“After 4.48 I shall not speak again… / I have been dead for a long time / Back to my roots / I sing without hope on the boundary”, she says, and “Fuck you for rejecting me by never being there, fuck you for making me feel shit about myself, fuck you for bleeding the fucking love and life out of me, fuck my father for fucking up my life for good and fuck my mother for not leaving him, but most of all, fuck you God for making me love a person who does not exist”.
There is a tirade against the doctors who failed to treat her except with ‘chemical cures for congenital anguish’: “Inscrutable doctors, sensible doctors, way-out doctors, doctors you’d think were fucking patients if you weren’t shown proof otherwise, ask the same questions, put words in my mouth…Who lied. And said it was nice to see me. I trusted you, I loved you, and it’s not losing you that hurts me, but your bare-faced fucking falsehoods that masquerade as medical notes.
Your truth, your lies, not mine.”
The experimental structure with numbers and words scattered around at random and the uneven spaces between words, sentences, and pages reflect the writer’s mind. The play’s form complements the theme and the content, and the random spaces align themselves between the words into an unbearably sad harmony.
There are still, the last flickers of hope within the distracted monologue. ‘I beg you to save me from this madness that eats me‘, says Kane.

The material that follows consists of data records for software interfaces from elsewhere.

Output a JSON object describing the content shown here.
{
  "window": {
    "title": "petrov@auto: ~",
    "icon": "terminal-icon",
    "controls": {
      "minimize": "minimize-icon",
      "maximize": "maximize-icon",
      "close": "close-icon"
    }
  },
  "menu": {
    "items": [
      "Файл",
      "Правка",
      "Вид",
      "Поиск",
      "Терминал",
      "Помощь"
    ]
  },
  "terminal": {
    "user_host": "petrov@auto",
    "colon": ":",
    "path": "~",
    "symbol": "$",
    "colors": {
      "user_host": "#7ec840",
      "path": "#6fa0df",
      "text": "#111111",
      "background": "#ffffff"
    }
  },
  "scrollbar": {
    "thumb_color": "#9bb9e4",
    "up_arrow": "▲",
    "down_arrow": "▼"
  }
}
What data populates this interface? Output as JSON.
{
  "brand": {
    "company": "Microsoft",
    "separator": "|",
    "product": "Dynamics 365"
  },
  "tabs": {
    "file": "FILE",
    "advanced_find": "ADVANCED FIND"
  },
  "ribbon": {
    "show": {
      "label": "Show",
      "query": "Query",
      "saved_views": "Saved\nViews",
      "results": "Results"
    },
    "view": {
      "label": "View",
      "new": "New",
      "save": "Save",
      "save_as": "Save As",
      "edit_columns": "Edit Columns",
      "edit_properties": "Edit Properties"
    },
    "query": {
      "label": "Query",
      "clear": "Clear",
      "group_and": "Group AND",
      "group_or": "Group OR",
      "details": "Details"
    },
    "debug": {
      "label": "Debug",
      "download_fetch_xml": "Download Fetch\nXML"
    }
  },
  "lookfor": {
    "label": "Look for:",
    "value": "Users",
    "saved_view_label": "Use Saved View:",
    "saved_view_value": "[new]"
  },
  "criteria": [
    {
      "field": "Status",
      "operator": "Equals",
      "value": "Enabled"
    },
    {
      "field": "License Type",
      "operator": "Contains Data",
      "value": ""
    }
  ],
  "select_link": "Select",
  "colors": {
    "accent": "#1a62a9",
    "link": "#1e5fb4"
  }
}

Like most artists, she is aware of the limiting nature of happiness. ‘when I am charmed by vile delusions of happiness,’ she says, ‘I cannot touch my essential self.‘ In between the moments of struggle, the desires remain, ‘to achieve goals and ambitions’, ‘to be seen and heard’, ‘to excite, amaze, fascinate, shock, intrigue, amuse, ntertain,
or entice others’, ‘to communicate, to converse’, ‘to laugh and make jokes’, ‘to feed, help, protect, comfort, console, support, nurse or heal’, ‘to be fed, helped, protected, comforted, consoled, supported, nursed or healed’, ‘to be forgiven’, ‘to be loved’ and ‘to be free’. It is sad that she had to pay such a terrible price for her freedom.
As a survivor of suicidal depression, I thought that the words were far too familiar, making this one of the most difficult pieces that I have read in a while.